Implementation should however consider the current IT infrastructure in different healthcare settings in different countries regarding the technical equipment's using ePL in daily routine (EAHP, 2022). There should also be enough incentives for the industry to bring products to market and hospitals, to increase accessibility to medicines. The ePL has been suggested as one, for example for low-volume products that would benefit from electronic language versions (Sundgren et. al., 2023).
There is also a need for simultaneous implementation, as due to increasing manufacturing costs and desire to drive down unnecessary pharmaceutical waste, there is a pressure to increase common packages, a legislative change must be coordinated throughout Europe to facilitate this. A summary of these benefits and challenges have been listed in the Table 1.
There is a clear demand to improve access to medicines. ePL could function as one significant tool to achieve this goal by smoothing the way for common packages. However, also other aspects speak for the rapid implementation of ePL such as immediate access to up-to-date product information (incl. safety aspects) for health care professionals, environmental aspects, manufacturing and shipping costs only naming a few. The possibilities of utilizing different languages in a world with many minorities in several countries is a huge opportunity to increase knowledge of pharmaceuticals.

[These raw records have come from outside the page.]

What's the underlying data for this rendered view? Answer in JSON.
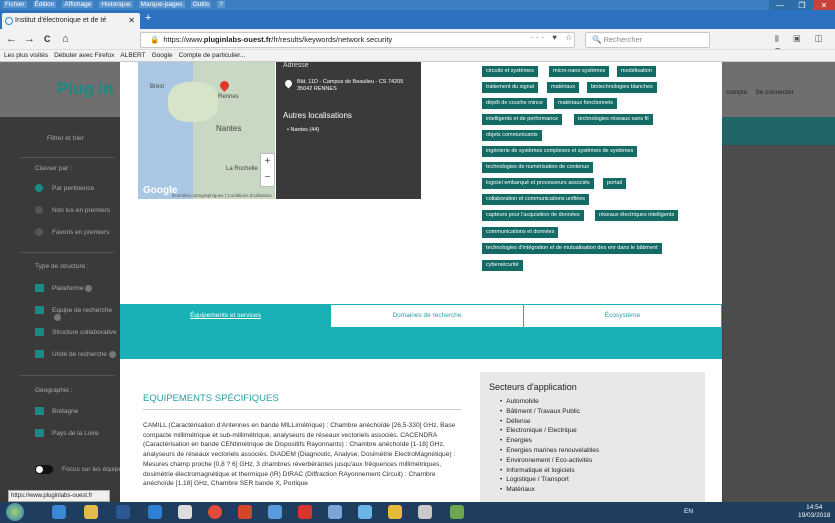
{
  "menubar": {
    "items": [
      "Fichier",
      "Édition",
      "Affichage",
      "Historique",
      "Marque-pages",
      "Outils",
      "?"
    ]
  },
  "window": {
    "minimize": "—",
    "restore": "❐",
    "close": "✕"
  },
  "tab": {
    "title": "Institut d'électronique et de té",
    "close": "✕",
    "new": "+"
  },
  "nav": {
    "back": "←",
    "forward": "→",
    "reload": "C",
    "home": "⌂"
  },
  "url": {
    "prefix": "https://www.",
    "domain": "pluginlabs-ouest.fr",
    "path": "/fr/results/keywords/network security",
    "icons": "··· ♥ ☆"
  },
  "search": {
    "placeholder": "Rechercher"
  },
  "toolbar_right": "⫴ ▣ ◫ ≡",
  "bookmarks": [
    "Les plus visités",
    "Débuter avec Firefox",
    "ALBERT",
    "Google",
    "Compte de particulier..."
  ],
  "site": {
    "logo": "Plug in",
    "links": [
      "compte",
      "Se connecter"
    ]
  },
  "sidebar": {
    "filter": "Filtrer et trier",
    "sort_label": "Classer par :",
    "sort_options": [
      "Par pertinence",
      "Non lus en premiers",
      "Favoris en premiers"
    ],
    "type_label": "Type de structure :",
    "types": [
      "Plateforme",
      "Equipe de recherche",
      "Structure collaborative",
      "Unité de recherche"
    ],
    "geo_label": "Géographie :",
    "regions": [
      "Bretagne",
      "Pays de la Loire"
    ],
    "focus": "Focus sur les équipements"
  },
  "map": {
    "labels": [
      "Brest",
      "Rennes",
      "Nantes",
      "La Rochelle"
    ],
    "zoom_in": "+",
    "zoom_out": "−",
    "google": "Google",
    "credits": "Données cartographiques | Conditions d'utilisation"
  },
  "address": {
    "heading": "Adresse",
    "line1": "Bât. 11D - Campus de Beaulieu - CS 74205",
    "line2": "35042 RENNES",
    "other_heading": "Autres localisations",
    "other_item": "Nantes (44)"
  },
  "tags": [
    "circuits et systèmes",
    "micro-nano systèmes",
    "modélisation",
    "traitement du signal",
    "matériaux",
    "biotechnologies blanches",
    "dépôt de couche mince",
    "matériaux fonctionnels",
    "intelligents et de performance",
    "technologies réseaux sans fil",
    "objets communicants",
    "ingénierie de systèmes complexes et systèmes de systèmes",
    "technologies de numérisation de contenus",
    "logiciel embarqué et processeurs associés",
    "portail",
    "collaboration et communications unifiées",
    "capteurs pour l'acquisition de données",
    "réseaux électriques intelligents",
    "communications et données",
    "technologies d'intégration et de mutualisation des enr dans le bâtiment",
    "cybersécurité"
  ],
  "tabs": [
    "Équipements et services",
    "Domaines de recherche",
    "Écosystème"
  ],
  "equipment": {
    "title": "EQUIPEMENTS SPÉCIFIQUES",
    "text": "CAMILL (Caractérisation d'Antennes en bande MILLimétrique) : Chambre anéchoïde [26,5-330] GHz, Base compacte millimétrique et sub-millimétrique, analyseurs de réseaux vectoriels associés. CACENDRA (Caractérisation en bande CENtimétrique de Dispositifs Rayonnants) : Chambre anéchoïde [1-18] GHz, analyseurs de réseaux vectoriels associés. DIADEM (Diagnostic, Analyse, Dosimétrie ElectroMagnétique) : Mesures champ proche [0,8 ? 6] GHz, 3 chambres réverbérantes jusqu'aux fréquences millimétriques, dosimétrie électromagnétique et thermique (IR) DIRAC (Diffraction RAyonnement Circuit) : Chambre anéchoïde [1,18] GHz, Chambre SER bande X, Portique"
  },
  "sectors": {
    "title": "Secteurs d'application",
    "items": [
      "Automobile",
      "Bâtiment / Travaux Public",
      "Défense",
      "Electronique / Electrique",
      "Energies",
      "Energies marines renouvelables",
      "Environnement / Eco-activités",
      "Informatique et logiciels",
      "Logistique / Transport",
      "Matériaux"
    ]
  },
  "status_url": "https://www.pluginlabs-ouest.fr",
  "taskbar": {
    "tray": "EN",
    "time": "14:54",
    "date": "19/03/2018"
  }
}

The current situation has led many countries to build their own electronic solutions and if a common structured database in EU takes too long to be implemented, we will have an even more shattered picture in the near future regarding product information. Hospital medicines could act as a pilot with a pure ePL solution and pave the way for other pharmaceuticals to follow.